As a sociologist interested in farming identities, my focus has always been on those working with the crops or animals that end up on our plates. It’s not until recently that I’ve started to explore the interconnections of the food supply chain. Food stuffs can be evocative of memories, and storytelling around these parts of culture have become a research method to bring issues that matter to life.
The Sociological Imagination points to a particular way of thinking that facilitates an understanding of the social world, for example by taking an object and examining its significance in context, whether that be for society at large or from a personal perspective. Indeed, sociology connects these two aspects and examines the relationship between them. It dawned on me in preparing for a recent ‘show and tell’ conference session about food, that that was exactly what we were doing.
I chose a bag of British sugar for my show and tell. It dawned on me that this seemingly insignificant cupboard staple had pride of place in mine. For me, this humble bag connects both the production and consumption of food in a meaningful way.
Before it reaches supermarkets, the sugar comes from factories in the east of the UK which process sugar beet received from farmers like my father. It means that there is a possibility that any bag may contain sugar grown at the farm where I grew up and because of the labouring of my family. Somehow it represents an emotional proximity when physical proximity is not possible. I have fond memories of tussling a rogue sugar beet from the clasp of my Jack Russell’s mouth through fears of what damage his sweet tooth might do. I have gazed through the bedroom window at fields of leafy green tops which adorn these underground figures that resemble a bulbous version of a carrot.
It is also a question of the urban and the rural for me. When I am removed from that green vision which encapsulates the blood, sweat and tears of farming, I can feel connected through my consumption. Sugar is vital to my sense of identity as an avid baker. From a young age, I would bake with my grandmother as she showed me family recipes for traditional Scottish fare.

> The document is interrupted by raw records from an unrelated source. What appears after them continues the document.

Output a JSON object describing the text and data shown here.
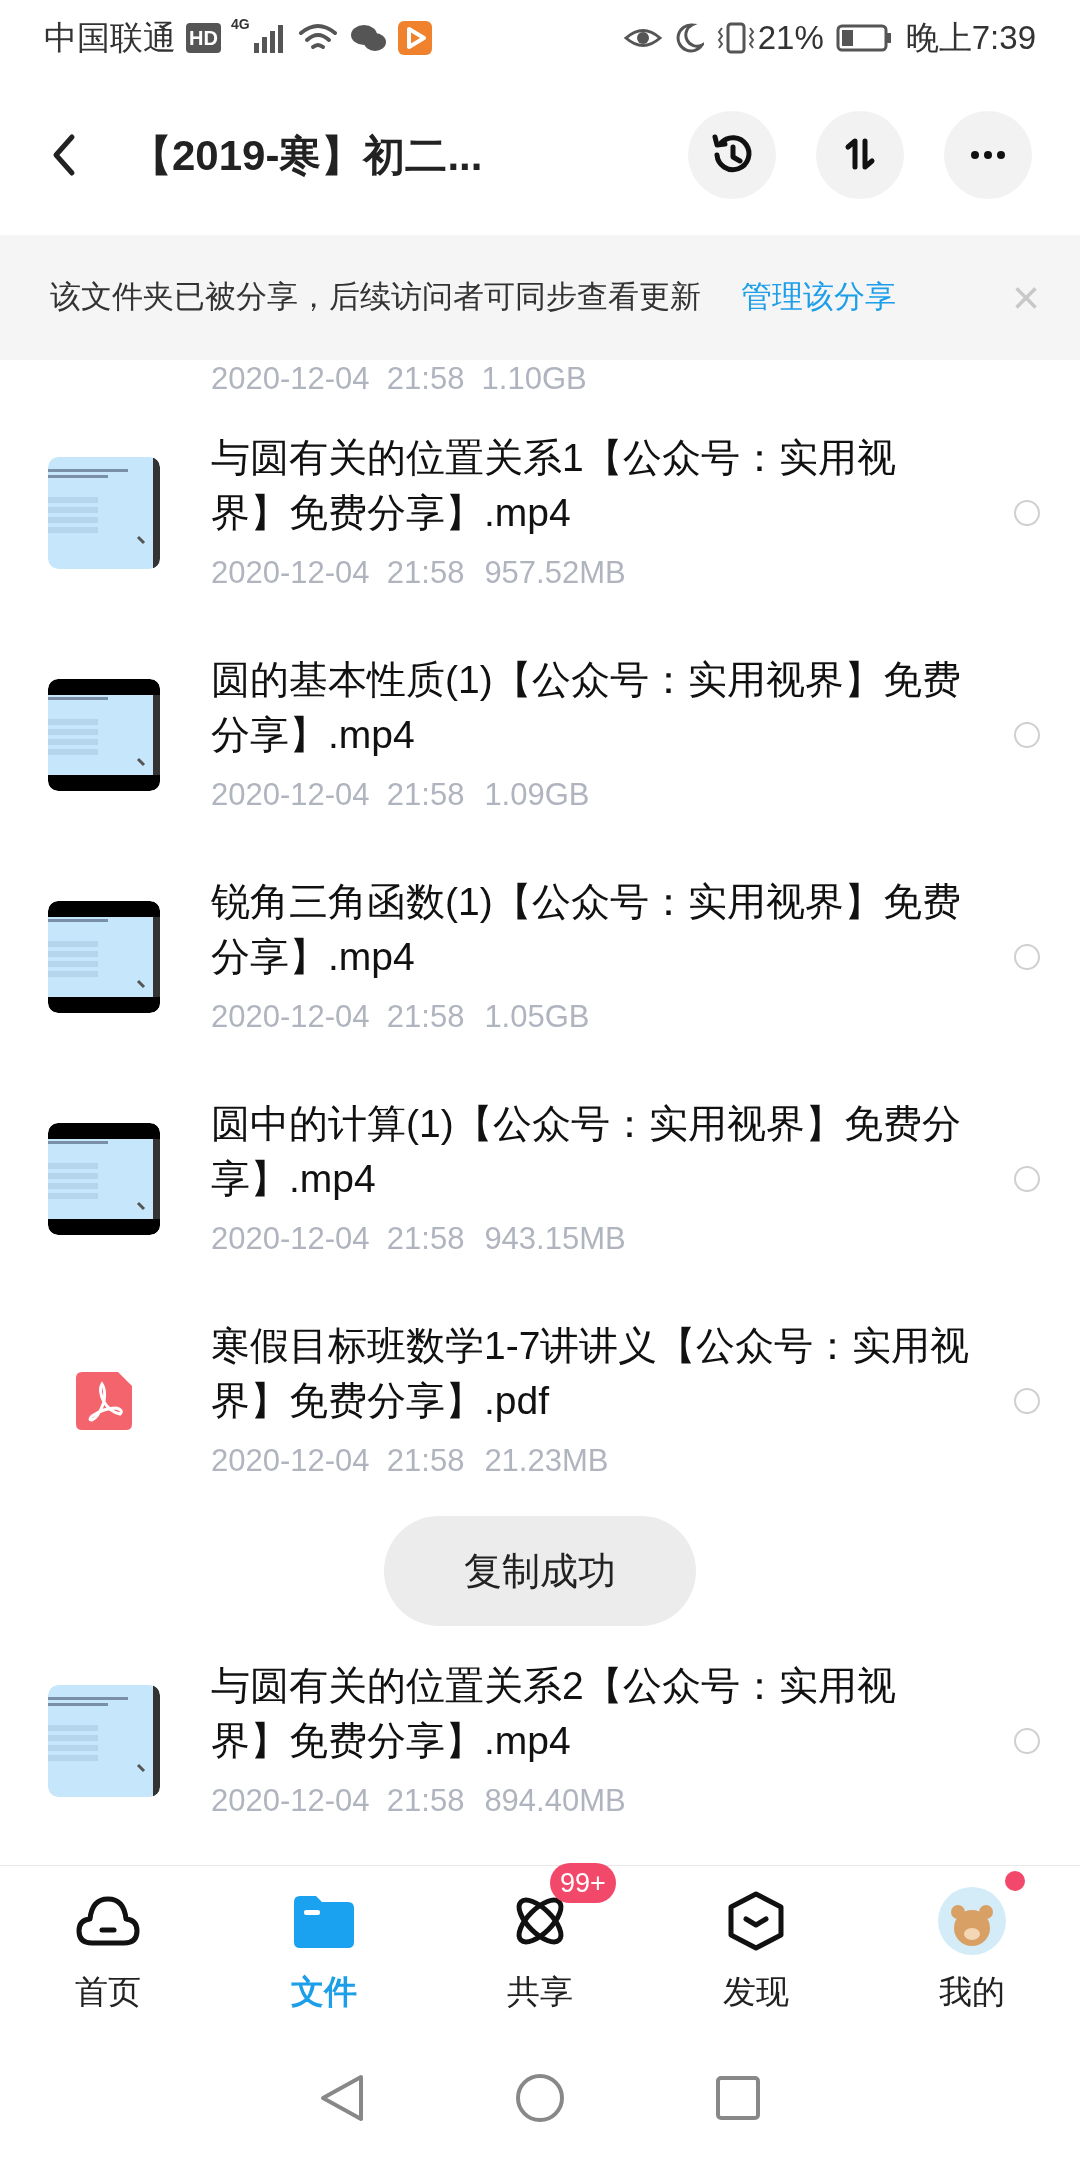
{
  "status_bar": {
    "carrier": "中国联通",
    "hd": "HD",
    "network": "4G",
    "battery_percent": "21%",
    "time": "晚上7:39"
  },
  "header": {
    "title": "【2019-寒】初二..."
  },
  "share_banner": {
    "message": "该文件夹已被分享，后续访问者可同步查看更新",
    "link": "管理该分享",
    "close": "×"
  },
  "top_partial_meta": "2020-12-04  21:58  1.10GB",
  "files": [
    {
      "kind": "video",
      "letterbox": false,
      "name": "与圆有关的位置关系1【公众号：实用视界】免费分享】.mp4",
      "date": "2020-12-04  21:58",
      "size": "957.52MB",
      "selected": false
    },
    {
      "kind": "video",
      "letterbox": true,
      "name": "圆的基本性质(1)【公众号：实用视界】免费分享】.mp4",
      "date": "2020-12-04  21:58",
      "size": "1.09GB",
      "selected": false
    },
    {
      "kind": "video",
      "letterbox": true,
      "name": "锐角三角函数(1)【公众号：实用视界】免费分享】.mp4",
      "date": "2020-12-04  21:58",
      "size": "1.05GB",
      "selected": false
    },
    {
      "kind": "video",
      "letterbox": true,
      "name": "圆中的计算(1)【公众号：实用视界】免费分享】.mp4",
      "date": "2020-12-04  21:58",
      "size": "943.15MB",
      "selected": false
    },
    {
      "kind": "pdf",
      "name": "寒假目标班数学1-7讲讲义【公众号：实用视界】免费分享】.pdf",
      "date": "2020-12-04  21:58",
      "size": "21.23MB",
      "selected": false
    },
    {
      "kind": "video",
      "letterbox": false,
      "name": "与圆有关的位置关系2【公众号：实用视界】免费分享】.mp4",
      "date": "2020-12-04  21:58",
      "size": "894.40MB",
      "selected": false
    }
  ],
  "toast": "复制成功",
  "tabs": [
    {
      "kind": "home",
      "label": "首页",
      "selected": false
    },
    {
      "kind": "files",
      "label": "文件",
      "selected": true
    },
    {
      "kind": "share",
      "label": "共享",
      "selected": false,
      "badge": "99+"
    },
    {
      "kind": "discover",
      "label": "发现",
      "selected": false
    },
    {
      "kind": "me",
      "label": "我的",
      "selected": false,
      "dot": true
    }
  ]
}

Where the sugar is housed in my kitchen, namely the ‘baking box’, says it all about the distinction made from this merely being a garnish in a cup of tea, to a vital ingredient to the likes of shortbread.
Ingredients are perhaps an apt analogy for the moments that make up the sense of who we are. Many sociological theories have grappled with what is meant by identity and the extent to which it is singular or plural, fixed or flexible. What has become apparent is that identity is not a solely individual phenomenon as we understand ourselves in relation to others, our relationships to individuals and institutions in society. After all, the sugar tells a story about the biography of my family experience, as well as the bigger picture of patterns of food production and consumption.
How does food play a role in your identity?